Automation in Focus for Authentise and Microsoft Partnership
Authentise and Microsoft are collaborating to enhance automation in additive manufacturing workflow.
Many of Authentise’s partnerships have involved hardware companies to integrate right into 3D printers, but lately collaborations with other software companies have been the major focus, such as those announced with Prosper3D and Autodesk.
Today the news goes live that Authentise’s latest partner is none other than Microsoft.
“The crux is this: Authentise is integrating with Microsoft's codeless automation platform, Flow, to enable operators to create their own dashboards, alerts, and more. It's literally giving power back to the people that know best, not just managers. I could not be more excited. I think this approach will change manufacturing,” Authentise CEO Andre Wegner shared via email.
The multi-year collaboration marks a big step for Authentise. Authentise’s workflow management system will go live this week on the Microsoft Flow Gallery, integrated right into Microsoft Flow. This will enable automations for quoting, production, and analytics processes for additive manufacturing — without the need for operators to code it.
Automation is the key to this partnership as Authentise continues to look to digital workflows to streamline the process of additive manufacturing.
But, Wegner cautions, automation isn’t something to fear.
As in another of the company’s other recent big announcements, the Authentise CEO has delved into the ‘whys’ behind this latest ‘what’ — why it makes sense to partner with Microsoft. And, more importantly, why automation is a positive force for the future of manufacturing.
Operator-driven automation, Wegner argues, is both a necessary and a courageous move toward a more agile, digital future.
“High-handed talk of ‘replacing’ workers displays a radical misunderstanding of future needs. World markets, driven by fast information flows and instant access to digital products, demand a level of agility that manufacturing companies can scarcely imagine, let alone deliver. We need to drastically reduce the time and cost to deliver ideas to market, and be able to adjust production in real time to correspond to shifts in demand. We can only accomplish this if we move away from the planning framework currently used and towards a model of inherent and constant change,” he explains.
“In short, to accomplish all this, we sorely need flexible automation that works with workers, not against them.”
Again, what Authentise is announcing is a strategic business move — but while there will (well, hopefully) be benefit to the company itself, the vision is bigger than that. Industry 4.0 is more than just one technology, and embracing the new possibilities of the broader next industrial revolution will take more than any one entity.
Partnerships will drive the future from a business standpoint, and there’s an area where the 3D printing industry has long been on the right path. For some time, events were impossible to navigate without at least a handful of presentations espousing the benefits of co-creation, collaboration, and other themes of togetherness. Many of these relationships have been built upon complementary relationships bringing together expertise in hardware, software, and materials. For the full Industry 4.0 future of work, though, it needs to go deeper than that, including all of workflow.
And a lot of that future workflow will be automated.
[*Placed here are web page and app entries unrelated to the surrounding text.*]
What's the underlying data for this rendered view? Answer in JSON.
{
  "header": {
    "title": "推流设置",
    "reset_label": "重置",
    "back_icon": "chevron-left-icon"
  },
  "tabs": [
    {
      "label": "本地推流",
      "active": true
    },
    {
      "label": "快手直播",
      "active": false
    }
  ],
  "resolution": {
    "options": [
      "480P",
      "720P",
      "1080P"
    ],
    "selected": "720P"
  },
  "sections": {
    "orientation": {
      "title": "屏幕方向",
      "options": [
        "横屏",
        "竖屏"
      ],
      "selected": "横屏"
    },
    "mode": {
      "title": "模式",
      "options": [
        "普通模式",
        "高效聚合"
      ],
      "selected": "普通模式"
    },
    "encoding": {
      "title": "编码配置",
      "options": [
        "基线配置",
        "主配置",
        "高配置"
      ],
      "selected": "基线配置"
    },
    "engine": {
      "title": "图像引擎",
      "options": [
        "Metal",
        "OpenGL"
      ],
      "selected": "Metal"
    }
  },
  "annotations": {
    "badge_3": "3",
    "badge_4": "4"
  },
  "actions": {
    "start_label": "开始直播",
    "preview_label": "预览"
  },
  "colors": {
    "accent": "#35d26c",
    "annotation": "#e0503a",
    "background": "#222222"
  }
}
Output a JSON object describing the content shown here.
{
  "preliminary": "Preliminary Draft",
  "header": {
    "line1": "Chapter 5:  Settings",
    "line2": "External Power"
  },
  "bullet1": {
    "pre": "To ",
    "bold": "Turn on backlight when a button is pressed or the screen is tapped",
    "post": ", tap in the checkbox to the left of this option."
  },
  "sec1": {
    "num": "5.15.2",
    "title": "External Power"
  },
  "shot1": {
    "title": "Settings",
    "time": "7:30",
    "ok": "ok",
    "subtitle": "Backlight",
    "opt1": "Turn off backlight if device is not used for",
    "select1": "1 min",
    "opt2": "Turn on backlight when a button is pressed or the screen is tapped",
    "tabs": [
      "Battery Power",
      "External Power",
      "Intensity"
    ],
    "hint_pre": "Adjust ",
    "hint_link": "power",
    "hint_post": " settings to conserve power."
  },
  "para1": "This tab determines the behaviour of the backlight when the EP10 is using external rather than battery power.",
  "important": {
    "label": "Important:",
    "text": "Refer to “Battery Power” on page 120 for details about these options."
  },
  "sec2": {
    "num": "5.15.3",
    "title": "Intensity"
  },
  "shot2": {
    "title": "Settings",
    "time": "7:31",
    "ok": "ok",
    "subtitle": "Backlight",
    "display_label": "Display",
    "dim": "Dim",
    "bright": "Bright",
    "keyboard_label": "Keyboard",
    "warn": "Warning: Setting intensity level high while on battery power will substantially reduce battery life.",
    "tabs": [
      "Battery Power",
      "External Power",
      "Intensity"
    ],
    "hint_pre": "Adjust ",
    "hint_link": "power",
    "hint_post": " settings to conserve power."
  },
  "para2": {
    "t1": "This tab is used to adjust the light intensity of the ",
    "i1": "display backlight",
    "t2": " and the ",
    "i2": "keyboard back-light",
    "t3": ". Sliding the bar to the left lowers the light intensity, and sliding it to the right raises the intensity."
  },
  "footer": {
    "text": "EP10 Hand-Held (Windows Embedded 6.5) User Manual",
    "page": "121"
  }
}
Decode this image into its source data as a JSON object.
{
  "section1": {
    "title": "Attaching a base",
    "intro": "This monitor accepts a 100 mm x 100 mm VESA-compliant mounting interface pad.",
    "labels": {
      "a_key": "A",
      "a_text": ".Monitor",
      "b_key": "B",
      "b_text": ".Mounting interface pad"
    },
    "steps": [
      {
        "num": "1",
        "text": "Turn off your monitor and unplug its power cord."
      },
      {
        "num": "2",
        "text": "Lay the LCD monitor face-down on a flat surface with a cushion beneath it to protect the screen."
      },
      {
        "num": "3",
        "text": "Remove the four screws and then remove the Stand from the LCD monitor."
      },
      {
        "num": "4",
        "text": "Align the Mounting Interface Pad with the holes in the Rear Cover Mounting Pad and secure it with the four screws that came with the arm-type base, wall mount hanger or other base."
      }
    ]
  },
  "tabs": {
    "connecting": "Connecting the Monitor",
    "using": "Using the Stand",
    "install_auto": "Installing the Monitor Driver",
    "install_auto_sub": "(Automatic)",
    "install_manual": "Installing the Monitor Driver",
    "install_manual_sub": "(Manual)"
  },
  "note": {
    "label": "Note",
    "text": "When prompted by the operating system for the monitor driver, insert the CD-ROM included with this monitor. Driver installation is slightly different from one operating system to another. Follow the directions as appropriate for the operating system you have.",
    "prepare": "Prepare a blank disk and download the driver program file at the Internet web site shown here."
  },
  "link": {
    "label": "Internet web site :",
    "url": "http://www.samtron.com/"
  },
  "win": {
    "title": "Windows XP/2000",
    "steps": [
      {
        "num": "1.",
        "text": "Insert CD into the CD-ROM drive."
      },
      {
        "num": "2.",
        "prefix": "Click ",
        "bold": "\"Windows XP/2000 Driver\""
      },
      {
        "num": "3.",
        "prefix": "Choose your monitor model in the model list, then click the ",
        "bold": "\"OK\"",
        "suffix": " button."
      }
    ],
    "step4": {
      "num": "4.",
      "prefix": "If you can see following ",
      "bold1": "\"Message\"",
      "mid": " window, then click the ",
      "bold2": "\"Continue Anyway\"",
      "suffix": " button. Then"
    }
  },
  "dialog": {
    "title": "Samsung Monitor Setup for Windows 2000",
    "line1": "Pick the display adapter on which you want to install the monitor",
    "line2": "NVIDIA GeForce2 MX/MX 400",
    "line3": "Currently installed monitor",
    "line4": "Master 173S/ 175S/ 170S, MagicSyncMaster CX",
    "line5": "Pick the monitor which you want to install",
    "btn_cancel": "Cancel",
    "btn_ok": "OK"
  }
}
This isn’t something to fear, Wegner contests, but something to embrace. Workers won’t be phased out, and the robots aren’t taking our jobs; they’re just changing how we do them.
His entire thought piece is well worth the read for a discussion on today’s work culture and how norms are changing:
“It’s our managerial culture, not technology, that we should be afraid of,” he says.
Back to that technology: so Authentise is integrating with Flow.
Of the integration, the announcement explains:
“Flow allows [operators] to connect Authentise’s data with third party applications such as Microsoft Office 365, Quickbooks, text messaging, email and more, simply by dragging and dropping the operations into place. In doing so they can create custom alerts, dashboards, and other workflow automations to further increase transparency and efficiency in their additive manufacturing operations.”
At the heart of this collaboration is that message of empowerment to users. Authentise wants to unlock the creativity of those working with additive manufacturing, as they have seen “how that ingenuity is often stifled within their operations,” as Wegner says.
Microsoft is very much on board for that messaging, ready to aid in opening more routes to operator-driven ingenuity.
“Microsoft is pleased to help Authentise empower manufacturing workers by enabling them to create their own business workflows on the Microsoft cloud. By adding manufacturing-specific connectors to the Microsoft Flow gallery, Authentise is unlocking the workers’ creativity so they can improve the efficiency of their own work. With 54 regions across the globe delivering services to 140 countries, Microsoft Azure is uniquely positioned to help manufacturers meet their compliance obligations including ITAR and GDPR. While Manufacturers may have once shied away from the cloud, they are no longer doing so,” says Diego Tamburini, Principal Manufacturing Industry Lead for Cloud Commercial Communities at Microsoft.